- [What to do]:
When you spot the word "records" in a line of the data below, copy that line.

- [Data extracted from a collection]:

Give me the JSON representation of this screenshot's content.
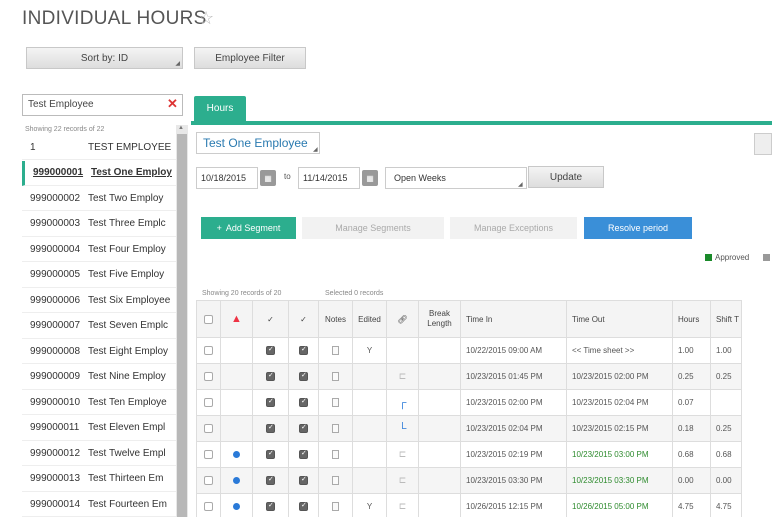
{
  "header": {
    "title": "INDIVIDUAL HOURS",
    "star_icon": "☆"
  },
  "toolbar": {
    "sort_label": "Sort by: ID",
    "filter_label": "Employee Filter"
  },
  "search": {
    "value": "Test Employee",
    "clear_icon": "✕"
  },
  "tabs": [
    {
      "label": "Hours"
    }
  ],
  "employee_list": {
    "count_text": "Showing 22 records of 22",
    "items": [
      {
        "id": "1",
        "name": "TEST EMPLOYEE"
      },
      {
        "id": "999000001",
        "name": "Test One Employ"
      },
      {
        "id": "999000002",
        "name": "Test Two Employ"
      },
      {
        "id": "999000003",
        "name": "Test Three Emplc"
      },
      {
        "id": "999000004",
        "name": "Test Four Employ"
      },
      {
        "id": "999000005",
        "name": "Test Five Employ"
      },
      {
        "id": "999000006",
        "name": "Test Six Employee"
      },
      {
        "id": "999000007",
        "name": "Test Seven Emplc"
      },
      {
        "id": "999000008",
        "name": "Test Eight Employ"
      },
      {
        "id": "999000009",
        "name": "Test Nine Employ"
      },
      {
        "id": "999000010",
        "name": "Test Ten Employe"
      },
      {
        "id": "999000011",
        "name": "Test Eleven Empl"
      },
      {
        "id": "999000012",
        "name": "Test Twelve Empl"
      },
      {
        "id": "999000013",
        "name": "Test Thirteen Em"
      },
      {
        "id": "999000014",
        "name": "Test Fourteen Em"
      }
    ],
    "selected_index": 1
  },
  "detail": {
    "employee": "Test One Employee",
    "start_date": "10/18/2015",
    "to_label": "to",
    "end_date": "11/14/2015",
    "period": "Open Weeks",
    "update_label": "Update",
    "add_segment_label": "Add Segment",
    "add_icon": "+",
    "manage_segments_label": "Manage Segments",
    "manage_exceptions_label": "Manage Exceptions",
    "resolve_label": "Resolve period",
    "legend_approved": "Approved",
    "legend_approved_color": "#1a8a2a"
  },
  "table": {
    "count_text": "Showing 20 records of 20",
    "selected_text": "Selected 0 records",
    "columns": [
      "",
      "bell-icon",
      "check-down-icon",
      "check-down-icon",
      "Notes",
      "Edited",
      "link-icon",
      "Break Length",
      "Time In",
      "Time Out",
      "Hours",
      "Shift T"
    ],
    "header_labels": {
      "notes": "Notes",
      "edited": "Edited",
      "break": "Break Length",
      "time_in": "Time In",
      "time_out": "Time Out",
      "hours": "Hours",
      "shift": "Shift T"
    },
    "rows": [
      {
        "dot": false,
        "c1": true,
        "c2": true,
        "edited": "Y",
        "link": "",
        "time_in": "10/22/2015 09:00 AM",
        "time_out": "<< Time sheet >>",
        "out_green": false,
        "hours": "1.00",
        "shift": "1.00"
      },
      {
        "dot": false,
        "c1": true,
        "c2": true,
        "edited": "",
        "link": "gray",
        "time_in": "10/23/2015 01:45 PM",
        "time_out": "10/23/2015 02:00 PM",
        "out_green": false,
        "hours": "0.25",
        "shift": "0.25"
      },
      {
        "dot": false,
        "c1": true,
        "c2": true,
        "edited": "",
        "link": "blue-top",
        "time_in": "10/23/2015 02:00 PM",
        "time_out": "10/23/2015 02:04 PM",
        "out_green": false,
        "hours": "0.07",
        "shift": ""
      },
      {
        "dot": false,
        "c1": true,
        "c2": true,
        "edited": "",
        "link": "blue-bottom",
        "time_in": "10/23/2015 02:04 PM",
        "time_out": "10/23/2015 02:15 PM",
        "out_green": false,
        "hours": "0.18",
        "shift": "0.25"
      },
      {
        "dot": true,
        "c1": true,
        "c2": true,
        "edited": "",
        "link": "gray",
        "time_in": "10/23/2015 02:19 PM",
        "time_out": "10/23/2015 03:00 PM",
        "out_green": true,
        "hours": "0.68",
        "shift": "0.68"
      },
      {
        "dot": true,
        "c1": true,
        "c2": true,
        "edited": "",
        "link": "gray",
        "time_in": "10/23/2015 03:30 PM",
        "time_out": "10/23/2015 03:30 PM",
        "out_green": true,
        "hours": "0.00",
        "shift": "0.00"
      },
      {
        "dot": true,
        "c1": true,
        "c2": true,
        "edited": "Y",
        "link": "gray",
        "time_in": "10/26/2015 12:15 PM",
        "time_out": "10/26/2015 05:00 PM",
        "out_green": true,
        "hours": "4.75",
        "shift": "4.75"
      }
    ]
  },
  "colors": {
    "accent": "#2cae8e",
    "primary": "#3a8fd8",
    "alert": "#ee3344",
    "time_green": "#2e8b2e"
  }
}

- [Exercise solution]:
    "count_text": "Showing 22 records of 22",
    "count_text": "Showing 20 records of 20",
    "selected_text": "Selected 0 records",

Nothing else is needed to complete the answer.